But city health officials have received enough complaints about bed bugs at the YMCA and other places, including the Riverview Towers and the Colt Arms apartments, that they held a meeting last month with the managers and owners of several housing complexes.

Next, the city plans to hold a meeting with the residents of those apartments to discuss ways to get rid of the bugs and to prevent them from spreading, according to Donna Nelson-Ivy, Paterson’s director of health and human services.

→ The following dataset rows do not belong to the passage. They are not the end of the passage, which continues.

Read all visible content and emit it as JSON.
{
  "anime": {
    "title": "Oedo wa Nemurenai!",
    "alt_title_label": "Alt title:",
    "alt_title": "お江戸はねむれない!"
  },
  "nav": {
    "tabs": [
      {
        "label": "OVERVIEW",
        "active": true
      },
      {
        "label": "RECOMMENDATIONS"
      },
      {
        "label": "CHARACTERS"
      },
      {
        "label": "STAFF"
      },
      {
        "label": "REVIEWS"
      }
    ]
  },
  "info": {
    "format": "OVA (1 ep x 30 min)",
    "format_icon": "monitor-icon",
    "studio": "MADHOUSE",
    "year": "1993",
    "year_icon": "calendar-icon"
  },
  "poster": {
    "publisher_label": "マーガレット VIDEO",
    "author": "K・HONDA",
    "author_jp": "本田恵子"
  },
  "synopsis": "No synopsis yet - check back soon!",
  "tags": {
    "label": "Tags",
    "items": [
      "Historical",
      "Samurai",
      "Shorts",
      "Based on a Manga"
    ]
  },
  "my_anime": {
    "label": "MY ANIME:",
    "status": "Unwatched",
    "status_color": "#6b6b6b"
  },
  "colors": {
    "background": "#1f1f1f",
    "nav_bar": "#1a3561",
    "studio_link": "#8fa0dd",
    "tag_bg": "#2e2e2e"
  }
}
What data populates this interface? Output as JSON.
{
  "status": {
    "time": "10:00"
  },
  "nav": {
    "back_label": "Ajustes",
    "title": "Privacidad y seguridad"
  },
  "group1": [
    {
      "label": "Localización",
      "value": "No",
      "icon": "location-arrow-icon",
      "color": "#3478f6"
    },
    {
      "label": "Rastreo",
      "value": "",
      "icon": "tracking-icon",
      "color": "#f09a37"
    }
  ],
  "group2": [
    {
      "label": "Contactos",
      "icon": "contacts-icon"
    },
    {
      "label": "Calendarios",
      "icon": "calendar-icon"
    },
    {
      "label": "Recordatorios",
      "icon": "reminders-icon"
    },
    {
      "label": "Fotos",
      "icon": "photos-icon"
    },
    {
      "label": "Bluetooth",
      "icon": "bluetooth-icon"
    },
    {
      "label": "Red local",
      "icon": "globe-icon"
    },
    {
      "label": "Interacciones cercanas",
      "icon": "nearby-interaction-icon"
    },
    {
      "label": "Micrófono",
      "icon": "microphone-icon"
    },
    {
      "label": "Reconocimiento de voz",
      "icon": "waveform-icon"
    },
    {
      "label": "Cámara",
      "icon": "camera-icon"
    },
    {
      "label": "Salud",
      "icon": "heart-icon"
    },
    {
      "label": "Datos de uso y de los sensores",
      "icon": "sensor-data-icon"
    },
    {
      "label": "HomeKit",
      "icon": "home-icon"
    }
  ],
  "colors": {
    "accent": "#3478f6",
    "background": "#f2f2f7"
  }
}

Paynter says the YMCA has exterminators come to the building at least every two weeks, a practice that she says was in place for all pests, not just bed bugs. Also, Paynter said, the YMCA no longer allows its residents to bring in furniture from their previous homes to prevent them from bringing in bed bugs into the facility.

“We have people going through dumpsters, bringing things in with them,’’ Paynter said.

Pou said she was aware of the complaints and believes the city is working on the problem. “There’s a mutual responsibility for both the landlords and the tenants,’’ Pou said. “This isn’t just a problem in Paterson. It’s a problem in urban areas in all parts of the state.’’

Isaiah said he didn’t have a problem with bed bugs until he moved into the YMCA. He said there’s a “psychological stigma attached to being infected. I no longer visit friends or offices if I can avoid it.’’